Would you return every entry below without a single difference?

Data for review:
──────────────────────────────

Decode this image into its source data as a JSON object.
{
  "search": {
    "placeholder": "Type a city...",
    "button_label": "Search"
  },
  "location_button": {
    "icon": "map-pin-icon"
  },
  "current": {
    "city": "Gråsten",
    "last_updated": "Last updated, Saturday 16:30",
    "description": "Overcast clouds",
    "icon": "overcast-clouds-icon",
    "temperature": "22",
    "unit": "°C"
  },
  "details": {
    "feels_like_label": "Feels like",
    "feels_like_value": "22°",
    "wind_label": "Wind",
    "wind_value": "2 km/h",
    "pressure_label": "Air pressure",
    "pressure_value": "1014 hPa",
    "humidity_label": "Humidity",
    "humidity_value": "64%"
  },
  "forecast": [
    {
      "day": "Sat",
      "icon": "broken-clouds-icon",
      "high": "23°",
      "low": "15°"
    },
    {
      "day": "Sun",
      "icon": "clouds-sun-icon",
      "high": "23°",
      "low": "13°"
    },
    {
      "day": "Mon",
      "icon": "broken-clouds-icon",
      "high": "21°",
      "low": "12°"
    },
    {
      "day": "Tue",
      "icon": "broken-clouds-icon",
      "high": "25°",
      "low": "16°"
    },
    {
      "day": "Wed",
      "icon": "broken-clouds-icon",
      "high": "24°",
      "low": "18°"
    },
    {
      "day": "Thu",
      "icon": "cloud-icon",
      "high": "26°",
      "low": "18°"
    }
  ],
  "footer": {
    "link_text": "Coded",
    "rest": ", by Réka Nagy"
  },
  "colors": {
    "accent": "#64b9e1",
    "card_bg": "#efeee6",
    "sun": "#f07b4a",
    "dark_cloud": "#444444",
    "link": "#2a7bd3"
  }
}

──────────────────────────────

Reply:
Decode this image into its source data as a JSON object.
{
  "search": {
    "placeholder": "Type a city...",
    "button_label": "Search"
  },
  "location_button": {
    "icon": "map-pin-icon"
  },
  "current": {
    "city": "Gråsten",
    "last_updated": "Last updated, Saturday 16:30",
    "description": "Overcast clouds",
    "icon": "overcast-clouds-icon",
    "temperature": "22",
    "unit": "°C"
  },
  "details": {
    "feels_like_label": "Feels like",
    "feels_like_value": "22°",
    "wind_label": "Wind",
    "wind_value": "2 km/h",
    "pressure_label": "Air pressure",
    "pressure_value": "1014 hPa",
    "humidity_label": "Humidity",
    "humidity_value": "64%"
  },
  "forecast": [
    {
      "day": "Sat",
      "icon": "broken-clouds-icon",
      "high": "23°",
      "low": "15°"
    },
    {
      "day": "Sun",
      "icon": "clouds-sun-icon",
      "high": "23°",
      "low": "13°"
    },
    {
      "day": "Mon",
      "icon": "broken-clouds-icon",
      "high": "21°",
      "low": "12°"
    },
    {
      "day": "Tue",
      "icon": "broken-clouds-icon",
      "high": "25°",
      "low": "16°"
    },
    {
      "day": "Wed",
      "icon": "broken-clouds-icon",
      "high": "24°",
      "low": "18°"
    },
    {
      "day": "Thu",
      "icon": "cloud-icon",
      "high": "26°",
      "low": "18°"
    }
  ],
  "footer": {
    "link_text": "Coded",
    "rest": ", by Réka Nagy"
  },
  "colors": {
    "accent": "#64b9e1",
    "card_bg": "#efeee6",
    "sun": "#f07b4a",
    "dark_cloud": "#444444",
    "link": "#2a7bd3"
  }
}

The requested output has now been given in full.